BEGIN Supplied material
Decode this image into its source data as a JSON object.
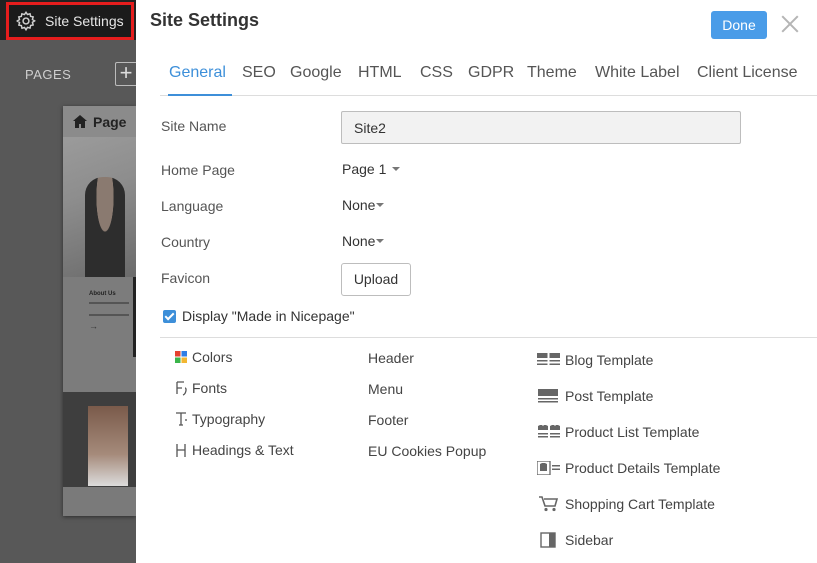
{
  "topbar": {
    "site_settings_label": "Site Settings"
  },
  "left_panel": {
    "pages_label": "PAGES",
    "add_symbol": "+",
    "page_card_title": "Page",
    "thumb_about_title": "About Us",
    "thumb_arrow": "→"
  },
  "modal": {
    "title": "Site Settings",
    "done_label": "Done",
    "tabs": [
      {
        "label": "General",
        "active": true
      },
      {
        "label": "SEO"
      },
      {
        "label": "Google"
      },
      {
        "label": "HTML"
      },
      {
        "label": "CSS"
      },
      {
        "label": "GDPR"
      },
      {
        "label": "Theme"
      },
      {
        "label": "White Label"
      },
      {
        "label": "Client License"
      }
    ],
    "form": {
      "site_name_label": "Site Name",
      "site_name_value": "Site2",
      "home_page_label": "Home Page",
      "home_page_value": "Page 1",
      "language_label": "Language",
      "language_value": "None",
      "country_label": "Country",
      "country_value": "None",
      "favicon_label": "Favicon",
      "upload_label": "Upload",
      "made_in_label": "Display \"Made in Nicepage\"",
      "made_in_checked": true
    },
    "col1": [
      {
        "label": "Colors",
        "icon": "colors-icon"
      },
      {
        "label": "Fonts",
        "icon": "fonts-icon"
      },
      {
        "label": "Typography",
        "icon": "typography-icon"
      },
      {
        "label": "Headings & Text",
        "icon": "headings-icon"
      }
    ],
    "col2": [
      {
        "label": "Header"
      },
      {
        "label": "Menu"
      },
      {
        "label": "Footer"
      },
      {
        "label": "EU Cookies Popup"
      }
    ],
    "col3": [
      {
        "label": "Blog Template",
        "icon": "blog-template-icon"
      },
      {
        "label": "Post Template",
        "icon": "post-template-icon"
      },
      {
        "label": "Product List Template",
        "icon": "product-list-icon"
      },
      {
        "label": "Product Details Template",
        "icon": "product-details-icon"
      },
      {
        "label": "Shopping Cart Template",
        "icon": "cart-icon"
      },
      {
        "label": "Sidebar",
        "icon": "sidebar-icon"
      }
    ]
  },
  "colors": {
    "accent": "#3d8fd9",
    "done_button": "#4a9ce8",
    "highlight_border": "#e51d1d"
  }
}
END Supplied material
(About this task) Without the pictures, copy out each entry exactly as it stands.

(Solution to the problem)
Decode this image into its source data as a JSON object.
{
  "topbar": {
    "site_settings_label": "Site Settings"
  },
  "left_panel": {
    "pages_label": "PAGES",
    "add_symbol": "+",
    "page_card_title": "Page",
    "thumb_about_title": "About Us",
    "thumb_arrow": "→"
  },
  "modal": {
    "title": "Site Settings",
    "done_label": "Done",
    "tabs": [
      {
        "label": "General",
        "active": true
      },
      {
        "label": "SEO"
      },
      {
        "label": "Google"
      },
      {
        "label": "HTML"
      },
      {
        "label": "CSS"
      },
      {
        "label": "GDPR"
      },
      {
        "label": "Theme"
      },
      {
        "label": "White Label"
      },
      {
        "label": "Client License"
      }
    ],
    "form": {
      "site_name_label": "Site Name",
      "site_name_value": "Site2",
      "home_page_label": "Home Page",
      "home_page_value": "Page 1",
      "language_label": "Language",
      "language_value": "None",
      "country_label": "Country",
      "country_value": "None",
      "favicon_label": "Favicon",
      "upload_label": "Upload",
      "made_in_label": "Display \"Made in Nicepage\"",
      "made_in_checked": true
    },
    "col1": [
      {
        "label": "Colors",
        "icon": "colors-icon"
      },
      {
        "label": "Fonts",
        "icon": "fonts-icon"
      },
      {
        "label": "Typography",
        "icon": "typography-icon"
      },
      {
        "label": "Headings & Text",
        "icon": "headings-icon"
      }
    ],
    "col2": [
      {
        "label": "Header"
      },
      {
        "label": "Menu"
      },
      {
        "label": "Footer"
      },
      {
        "label": "EU Cookies Popup"
      }
    ],
    "col3": [
      {
        "label": "Blog Template",
        "icon": "blog-template-icon"
      },
      {
        "label": "Post Template",
        "icon": "post-template-icon"
      },
      {
        "label": "Product List Template",
        "icon": "product-list-icon"
      },
      {
        "label": "Product Details Template",
        "icon": "product-details-icon"
      },
      {
        "label": "Shopping Cart Template",
        "icon": "cart-icon"
      },
      {
        "label": "Sidebar",
        "icon": "sidebar-icon"
      }
    ]
  },
  "colors": {
    "accent": "#3d8fd9",
    "done_button": "#4a9ce8",
    "highlight_border": "#e51d1d"
  }
}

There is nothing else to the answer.